The gynaecological cancer care team at the HCG EKO Cancer Centre comprises gynaecological experts with years of experience. The team is assisted by extensively trained paramedical staff that provides complete patient care before and after the surgery.
There are several common gynaecological problems and treatments. These include cancer, endometriosis, uterine prolapse, vaginal infections, infertility, and heavy menstrual bleeding. Various treatment options, such as pharmacotherapy and gynaecologic operations, are available to manage these conditions. Treatment options for gynaecological cancers include chemotherapy, radiation therapy, immunotherapy, gynaecologic operations, and targeted drug therapy. Natural remedies for gynaecological problems may also be prescribed along with the main treatment.
Are there minimally invasive treatment options for gynaecological conditions?
Several minimally invasive surgical options are available for the management of gynaecological cancers. These include laparoscopic surgery and robotic-assisted surgery.
What are the long-term effects of gynaecological treatment?
The long-term effects of the gynaecological treatment depend on the type of treatment. The common long-term effects of gynaecological cancer treatment include sexual dysfunction, infertility, altered bowel movements, skin colour changes, and peripheral neuropathy.
What are the potential complications of gynaecologic surgery?
The complications of gynaecological surgery include bleeding, infection, deep vein thrombosis, urinary retention, pulmonary embolism, damage to the bowel, bladder, or ureter, and paralytic ileus.
How can you reduce the risk of gynaecologic cancer?
The risk of gynaecological cancer can be reduced by lowering the risk of human papillomavirus, eating a healthy diet, exercising regularly, avoiding smoking, and regular screening.
Can blood infection cause gynaecological problems?
Blood infection increases the risk of several gynaecological conditions, such as pelvic inflammatory disease or pelvic abscess.
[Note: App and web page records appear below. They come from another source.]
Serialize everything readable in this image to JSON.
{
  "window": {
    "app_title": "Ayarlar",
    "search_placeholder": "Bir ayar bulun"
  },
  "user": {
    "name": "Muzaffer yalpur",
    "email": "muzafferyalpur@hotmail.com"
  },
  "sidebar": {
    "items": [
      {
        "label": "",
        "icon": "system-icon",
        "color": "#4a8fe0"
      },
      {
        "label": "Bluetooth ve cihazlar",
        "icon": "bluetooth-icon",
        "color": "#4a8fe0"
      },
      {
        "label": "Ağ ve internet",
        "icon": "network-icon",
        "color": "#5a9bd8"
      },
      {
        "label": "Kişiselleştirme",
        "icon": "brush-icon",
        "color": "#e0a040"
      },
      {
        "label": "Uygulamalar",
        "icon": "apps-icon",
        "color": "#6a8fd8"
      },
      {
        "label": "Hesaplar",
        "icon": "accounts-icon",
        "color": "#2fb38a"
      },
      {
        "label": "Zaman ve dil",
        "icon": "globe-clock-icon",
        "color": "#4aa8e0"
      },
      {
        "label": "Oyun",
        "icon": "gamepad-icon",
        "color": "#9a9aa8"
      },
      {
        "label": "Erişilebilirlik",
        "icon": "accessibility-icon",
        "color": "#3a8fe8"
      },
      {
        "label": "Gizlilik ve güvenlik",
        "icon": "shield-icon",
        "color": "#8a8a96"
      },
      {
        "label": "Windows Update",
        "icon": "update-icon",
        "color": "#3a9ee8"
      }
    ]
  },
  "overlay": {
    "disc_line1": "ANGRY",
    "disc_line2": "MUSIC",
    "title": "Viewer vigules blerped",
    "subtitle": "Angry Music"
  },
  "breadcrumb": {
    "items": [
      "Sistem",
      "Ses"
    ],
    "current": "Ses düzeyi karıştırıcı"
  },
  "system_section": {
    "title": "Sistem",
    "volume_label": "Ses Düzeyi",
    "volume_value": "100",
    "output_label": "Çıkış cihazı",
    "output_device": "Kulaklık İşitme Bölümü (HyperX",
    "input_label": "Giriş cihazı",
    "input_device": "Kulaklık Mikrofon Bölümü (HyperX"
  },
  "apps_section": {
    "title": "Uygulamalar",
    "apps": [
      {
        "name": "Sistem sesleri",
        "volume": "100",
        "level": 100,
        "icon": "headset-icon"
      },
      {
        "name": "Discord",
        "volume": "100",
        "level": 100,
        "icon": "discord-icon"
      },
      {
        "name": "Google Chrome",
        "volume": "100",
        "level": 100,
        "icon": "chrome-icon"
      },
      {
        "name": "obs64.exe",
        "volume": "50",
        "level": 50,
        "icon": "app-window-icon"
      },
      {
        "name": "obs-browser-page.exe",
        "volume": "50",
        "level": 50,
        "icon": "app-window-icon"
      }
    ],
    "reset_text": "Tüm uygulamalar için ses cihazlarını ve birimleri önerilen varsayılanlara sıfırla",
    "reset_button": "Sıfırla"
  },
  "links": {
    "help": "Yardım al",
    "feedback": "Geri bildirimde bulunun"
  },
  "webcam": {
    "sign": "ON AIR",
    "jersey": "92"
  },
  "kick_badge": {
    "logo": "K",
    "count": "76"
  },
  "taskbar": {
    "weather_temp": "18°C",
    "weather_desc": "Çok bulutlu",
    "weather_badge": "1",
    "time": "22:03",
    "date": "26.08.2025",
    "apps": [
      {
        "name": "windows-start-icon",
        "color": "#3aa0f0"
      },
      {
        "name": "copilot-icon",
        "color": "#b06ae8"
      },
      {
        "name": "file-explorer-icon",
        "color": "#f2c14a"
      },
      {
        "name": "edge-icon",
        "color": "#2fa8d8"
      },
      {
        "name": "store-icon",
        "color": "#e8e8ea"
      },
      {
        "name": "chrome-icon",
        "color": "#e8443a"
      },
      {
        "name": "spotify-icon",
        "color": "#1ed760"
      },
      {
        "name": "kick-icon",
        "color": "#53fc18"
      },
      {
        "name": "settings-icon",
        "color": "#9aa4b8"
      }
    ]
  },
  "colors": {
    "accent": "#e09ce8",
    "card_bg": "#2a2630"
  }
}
Pregnant women with blood infections are at increased risk of miscarriage.
What are the symptoms of gynaecological problems?
The common symptoms of gynaecological issues include pelvic pain, fatigue, an irregular menstrual cycle, infertility, and heavy vaginal bleeding.